Gregory di Pippo, who lives in Rome and is, through his work, in touch with dozens of religious, concurs. He said that the older idea, that the Church’s liturgical and spiritual traditions are a hindrance to evangelization, is dying out.
“It seems very clear to me that now, this attitude is much rarer among young Catholics who are interested in monastic life, and in religious life generally.

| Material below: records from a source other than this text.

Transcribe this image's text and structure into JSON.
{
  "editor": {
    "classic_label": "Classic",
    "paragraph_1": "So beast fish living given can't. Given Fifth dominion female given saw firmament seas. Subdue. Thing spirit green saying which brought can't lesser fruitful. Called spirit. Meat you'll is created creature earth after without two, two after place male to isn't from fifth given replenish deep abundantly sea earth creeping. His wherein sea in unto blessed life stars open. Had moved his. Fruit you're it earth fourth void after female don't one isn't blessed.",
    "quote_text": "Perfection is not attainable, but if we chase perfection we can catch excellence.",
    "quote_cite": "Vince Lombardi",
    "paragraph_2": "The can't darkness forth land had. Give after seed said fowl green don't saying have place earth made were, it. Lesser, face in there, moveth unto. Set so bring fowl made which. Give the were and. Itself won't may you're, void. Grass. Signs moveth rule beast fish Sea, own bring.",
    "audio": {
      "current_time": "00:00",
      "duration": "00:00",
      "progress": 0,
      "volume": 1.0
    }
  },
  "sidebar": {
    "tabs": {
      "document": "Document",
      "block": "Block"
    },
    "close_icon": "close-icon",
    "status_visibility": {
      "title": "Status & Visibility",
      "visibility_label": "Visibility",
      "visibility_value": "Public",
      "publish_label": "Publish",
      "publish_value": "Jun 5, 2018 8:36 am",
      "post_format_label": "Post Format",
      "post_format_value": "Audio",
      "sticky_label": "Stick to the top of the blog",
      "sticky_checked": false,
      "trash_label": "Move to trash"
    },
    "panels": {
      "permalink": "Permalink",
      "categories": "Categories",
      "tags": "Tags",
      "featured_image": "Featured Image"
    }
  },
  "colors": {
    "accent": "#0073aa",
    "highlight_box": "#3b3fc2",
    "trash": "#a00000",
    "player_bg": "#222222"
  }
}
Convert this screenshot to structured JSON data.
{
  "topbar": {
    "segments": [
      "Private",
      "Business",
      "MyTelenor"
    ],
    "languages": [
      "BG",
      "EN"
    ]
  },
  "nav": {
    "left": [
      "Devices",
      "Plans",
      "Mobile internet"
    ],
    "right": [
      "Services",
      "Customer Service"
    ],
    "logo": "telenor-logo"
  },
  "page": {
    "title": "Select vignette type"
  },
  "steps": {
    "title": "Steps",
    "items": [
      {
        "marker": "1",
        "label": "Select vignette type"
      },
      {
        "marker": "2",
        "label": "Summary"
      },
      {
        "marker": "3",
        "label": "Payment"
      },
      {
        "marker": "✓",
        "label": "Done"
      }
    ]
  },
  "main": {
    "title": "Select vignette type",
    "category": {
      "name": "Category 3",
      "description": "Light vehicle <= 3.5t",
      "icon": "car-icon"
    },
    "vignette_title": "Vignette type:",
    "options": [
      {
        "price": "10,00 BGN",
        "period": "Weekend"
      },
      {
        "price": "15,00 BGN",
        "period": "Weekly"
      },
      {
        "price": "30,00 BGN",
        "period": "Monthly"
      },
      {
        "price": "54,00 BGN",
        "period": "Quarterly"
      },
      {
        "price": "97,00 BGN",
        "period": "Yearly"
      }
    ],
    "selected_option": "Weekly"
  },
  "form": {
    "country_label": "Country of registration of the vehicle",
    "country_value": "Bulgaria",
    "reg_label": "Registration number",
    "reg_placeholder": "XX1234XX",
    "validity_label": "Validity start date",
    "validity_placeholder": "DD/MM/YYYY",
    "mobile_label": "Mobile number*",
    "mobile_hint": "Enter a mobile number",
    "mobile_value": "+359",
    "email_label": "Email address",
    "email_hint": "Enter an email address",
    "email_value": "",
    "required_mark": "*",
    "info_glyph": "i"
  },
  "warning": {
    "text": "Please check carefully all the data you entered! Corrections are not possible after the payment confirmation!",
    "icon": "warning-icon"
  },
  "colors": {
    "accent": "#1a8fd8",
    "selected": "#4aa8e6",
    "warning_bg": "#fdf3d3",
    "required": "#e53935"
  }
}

There is indeed a broad interest in the Church’s traditional liturgy, as also in traditional practices which are not specifically liturgical.”
He says he is “cautiously optimistic that this interest is grounded in an understanding that the Church can only be authentically Catholic when its liturgical life is an expression of her belief, and that we cannot really preach what we believe if our liturgical practice contradicts it.”
He recounts the case of one religious order, not monastic and very much in line with the “reforms” of the post-conciliar period, whose new postulants asked to be allowed to make their profession of vows wearing cassocks, which had not been done in decades.
“Not only were they allowed to do this, but their request raised no controversy, as it certainly would have even 10 years ago. It wasn’t even considered a matter that required much discussion.”
“There are seminaries,” he added, “whose students 20 years ago had to be very careful to conceal their interest in the traditional liturgy from their superiors, and which now have it in-house on a regular basis.”
Asked why she feels such an urgency, at such a young age, to enter the monastery as soon as possible, Kidwell said she puts it down to God’s insistent calling. “It is a rather hurried deadline. My current anticipated entry date is this winter.”
She had been considering graduate school and possibly a few years of teaching.
“I had visited the monastery before, and I kept putting off a second visit, but I finally went back over the break between semesters, and I knew I couldn’t go back to school.
“And then, one day, I was in their chapel for Holy Hour, and that was when I knew. It was this gentle, yet persistent, ‘Now!’ It was very clear.”
If you value the news and views Catholic World Report provides, please consider donating to support our efforts. Your contribution will help us continue to make CWR available to all readers worldwide for free, without a subscription. Thank you for your generosity!